- _What to produce_: Nothing in the data may be omitted; output it all verbatim.

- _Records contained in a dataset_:
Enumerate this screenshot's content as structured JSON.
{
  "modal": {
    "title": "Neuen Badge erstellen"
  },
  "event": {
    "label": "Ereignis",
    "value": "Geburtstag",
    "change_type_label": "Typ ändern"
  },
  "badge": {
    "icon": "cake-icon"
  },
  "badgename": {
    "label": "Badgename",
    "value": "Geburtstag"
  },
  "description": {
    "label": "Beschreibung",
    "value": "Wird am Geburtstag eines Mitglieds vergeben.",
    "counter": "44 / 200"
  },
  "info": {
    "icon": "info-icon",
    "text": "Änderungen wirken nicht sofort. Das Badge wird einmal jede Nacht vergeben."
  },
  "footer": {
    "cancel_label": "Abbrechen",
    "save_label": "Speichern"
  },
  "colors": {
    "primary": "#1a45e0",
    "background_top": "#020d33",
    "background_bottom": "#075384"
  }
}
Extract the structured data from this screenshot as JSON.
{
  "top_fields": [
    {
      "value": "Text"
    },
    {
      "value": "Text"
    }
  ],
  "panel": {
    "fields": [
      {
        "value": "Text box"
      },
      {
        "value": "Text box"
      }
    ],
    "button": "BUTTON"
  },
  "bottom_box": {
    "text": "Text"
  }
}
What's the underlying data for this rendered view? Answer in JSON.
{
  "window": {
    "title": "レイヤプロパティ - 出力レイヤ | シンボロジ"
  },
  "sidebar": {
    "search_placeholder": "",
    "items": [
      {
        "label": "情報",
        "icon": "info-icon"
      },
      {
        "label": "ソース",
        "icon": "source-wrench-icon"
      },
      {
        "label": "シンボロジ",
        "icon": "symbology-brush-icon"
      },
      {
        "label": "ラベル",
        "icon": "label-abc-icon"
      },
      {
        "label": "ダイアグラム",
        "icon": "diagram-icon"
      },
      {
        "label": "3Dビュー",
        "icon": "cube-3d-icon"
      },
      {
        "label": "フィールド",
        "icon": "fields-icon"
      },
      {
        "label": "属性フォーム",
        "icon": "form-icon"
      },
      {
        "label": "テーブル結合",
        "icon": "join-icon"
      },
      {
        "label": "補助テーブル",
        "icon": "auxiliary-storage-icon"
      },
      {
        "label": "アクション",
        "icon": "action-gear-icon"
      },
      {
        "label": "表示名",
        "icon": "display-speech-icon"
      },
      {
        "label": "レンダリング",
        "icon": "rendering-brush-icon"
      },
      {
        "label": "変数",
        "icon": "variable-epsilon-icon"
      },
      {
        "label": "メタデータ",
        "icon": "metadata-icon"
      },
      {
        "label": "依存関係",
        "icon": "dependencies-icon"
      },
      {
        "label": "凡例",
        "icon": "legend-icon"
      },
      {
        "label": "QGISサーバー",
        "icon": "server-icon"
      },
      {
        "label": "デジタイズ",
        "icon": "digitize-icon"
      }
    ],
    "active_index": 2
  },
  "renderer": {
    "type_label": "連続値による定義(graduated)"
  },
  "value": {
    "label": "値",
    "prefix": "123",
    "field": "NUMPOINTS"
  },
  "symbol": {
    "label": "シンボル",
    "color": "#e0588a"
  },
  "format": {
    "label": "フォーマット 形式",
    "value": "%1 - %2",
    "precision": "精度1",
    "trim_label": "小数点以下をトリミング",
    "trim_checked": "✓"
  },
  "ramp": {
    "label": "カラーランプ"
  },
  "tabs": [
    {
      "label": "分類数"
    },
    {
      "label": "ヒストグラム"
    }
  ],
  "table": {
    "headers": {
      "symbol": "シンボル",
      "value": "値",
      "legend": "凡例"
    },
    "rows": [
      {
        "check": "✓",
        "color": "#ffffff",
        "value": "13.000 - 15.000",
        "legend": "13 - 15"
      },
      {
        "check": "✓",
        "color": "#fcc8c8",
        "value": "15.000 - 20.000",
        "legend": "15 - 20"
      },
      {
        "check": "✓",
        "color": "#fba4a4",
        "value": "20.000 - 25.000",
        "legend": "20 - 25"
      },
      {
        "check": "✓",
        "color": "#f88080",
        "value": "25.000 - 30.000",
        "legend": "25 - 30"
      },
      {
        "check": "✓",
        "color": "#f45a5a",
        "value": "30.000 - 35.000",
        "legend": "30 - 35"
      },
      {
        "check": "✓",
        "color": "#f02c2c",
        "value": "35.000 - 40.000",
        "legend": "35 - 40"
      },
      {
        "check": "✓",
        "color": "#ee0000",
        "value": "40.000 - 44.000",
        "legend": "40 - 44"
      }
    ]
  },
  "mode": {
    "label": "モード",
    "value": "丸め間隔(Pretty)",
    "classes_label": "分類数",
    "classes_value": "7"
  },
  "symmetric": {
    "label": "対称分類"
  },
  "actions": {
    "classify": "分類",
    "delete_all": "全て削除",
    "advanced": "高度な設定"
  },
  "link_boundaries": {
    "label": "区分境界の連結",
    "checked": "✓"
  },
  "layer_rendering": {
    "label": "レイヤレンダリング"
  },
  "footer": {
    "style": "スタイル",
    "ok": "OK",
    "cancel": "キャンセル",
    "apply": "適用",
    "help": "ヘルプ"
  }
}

- _Response_:
Enumerate this screenshot's content as structured JSON.
{
  "modal": {
    "title": "Neuen Badge erstellen"
  },
  "event": {
    "label": "Ereignis",
    "value": "Geburtstag",
    "change_type_label": "Typ ändern"
  },
  "badge": {
    "icon": "cake-icon"
  },
  "badgename": {
    "label": "Badgename",
    "value": "Geburtstag"
  },
  "description": {
    "label": "Beschreibung",
    "value": "Wird am Geburtstag eines Mitglieds vergeben.",
    "counter": "44 / 200"
  },
  "info": {
    "icon": "info-icon",
    "text": "Änderungen wirken nicht sofort. Das Badge wird einmal jede Nacht vergeben."
  },
  "footer": {
    "cancel_label": "Abbrechen",
    "save_label": "Speichern"
  },
  "colors": {
    "primary": "#1a45e0",
    "background_top": "#020d33",
    "background_bottom": "#075384"
  }
}
Extract the structured data from this screenshot as JSON.
{
  "top_fields": [
    {
      "value": "Text"
    },
    {
      "value": "Text"
    }
  ],
  "panel": {
    "fields": [
      {
        "value": "Text box"
      },
      {
        "value": "Text box"
      }
    ],
    "button": "BUTTON"
  },
  "bottom_box": {
    "text": "Text"
  }
}
What's the underlying data for this rendered view? Answer in JSON.
{
  "window": {
    "title": "レイヤプロパティ - 出力レイヤ | シンボロジ"
  },
  "sidebar": {
    "search_placeholder": "",
    "items": [
      {
        "label": "情報",
        "icon": "info-icon"
      },
      {
        "label": "ソース",
        "icon": "source-wrench-icon"
      },
      {
        "label": "シンボロジ",
        "icon": "symbology-brush-icon"
      },
      {
        "label": "ラベル",
        "icon": "label-abc-icon"
      },
      {
        "label": "ダイアグラム",
        "icon": "diagram-icon"
      },
      {
        "label": "3Dビュー",
        "icon": "cube-3d-icon"
      },
      {
        "label": "フィールド",
        "icon": "fields-icon"
      },
      {
        "label": "属性フォーム",
        "icon": "form-icon"
      },
      {
        "label": "テーブル結合",
        "icon": "join-icon"
      },
      {
        "label": "補助テーブル",
        "icon": "auxiliary-storage-icon"
      },
      {
        "label": "アクション",
        "icon": "action-gear-icon"
      },
      {
        "label": "表示名",
        "icon": "display-speech-icon"
      },
      {
        "label": "レンダリング",
        "icon": "rendering-brush-icon"
      },
      {
        "label": "変数",
        "icon": "variable-epsilon-icon"
      },
      {
        "label": "メタデータ",
        "icon": "metadata-icon"
      },
      {
        "label": "依存関係",
        "icon": "dependencies-icon"
      },
      {
        "label": "凡例",
        "icon": "legend-icon"
      },
      {
        "label": "QGISサーバー",
        "icon": "server-icon"
      },
      {
        "label": "デジタイズ",
        "icon": "digitize-icon"
      }
    ],
    "active_index": 2
  },
  "renderer": {
    "type_label": "連続値による定義(graduated)"
  },
  "value": {
    "label": "値",
    "prefix": "123",
    "field": "NUMPOINTS"
  },
  "symbol": {
    "label": "シンボル",
    "color": "#e0588a"
  },
  "format": {
    "label": "フォーマット 形式",
    "value": "%1 - %2",
    "precision": "精度1",
    "trim_label": "小数点以下をトリミング",
    "trim_checked": "✓"
  },
  "ramp": {
    "label": "カラーランプ"
  },
  "tabs": [
    {
      "label": "分類数"
    },
    {
      "label": "ヒストグラム"
    }
  ],
  "table": {
    "headers": {
      "symbol": "シンボル",
      "value": "値",
      "legend": "凡例"
    },
    "rows": [
      {
        "check": "✓",
        "color": "#ffffff",
        "value": "13.000 - 15.000",
        "legend": "13 - 15"
      },
      {
        "check": "✓",
        "color": "#fcc8c8",
        "value": "15.000 - 20.000",
        "legend": "15 - 20"
      },
      {
        "check": "✓",
        "color": "#fba4a4",
        "value": "20.000 - 25.000",
        "legend": "20 - 25"
      },
      {
        "check": "✓",
        "color": "#f88080",
        "value": "25.000 - 30.000",
        "legend": "25 - 30"
      },
      {
        "check": "✓",
        "color": "#f45a5a",
        "value": "30.000 - 35.000",
        "legend": "30 - 35"
      },
      {
        "check": "✓",
        "color": "#f02c2c",
        "value": "35.000 - 40.000",
        "legend": "35 - 40"
      },
      {
        "check": "✓",
        "color": "#ee0000",
        "value": "40.000 - 44.000",
        "legend": "40 - 44"
      }
    ]
  },
  "mode": {
    "label": "モード",
    "value": "丸め間隔(Pretty)",
    "classes_label": "分類数",
    "classes_value": "7"
  },
  "symmetric": {
    "label": "対称分類"
  },
  "actions": {
    "classify": "分類",
    "delete_all": "全て削除",
    "advanced": "高度な設定"
  },
  "link_boundaries": {
    "label": "区分境界の連結",
    "checked": "✓"
  },
  "layer_rendering": {
    "label": "レイヤレンダリング"
  },
  "footer": {
    "style": "スタイル",
    "ok": "OK",
    "cancel": "キャンセル",
    "apply": "適用",
    "help": "ヘルプ"
  }
}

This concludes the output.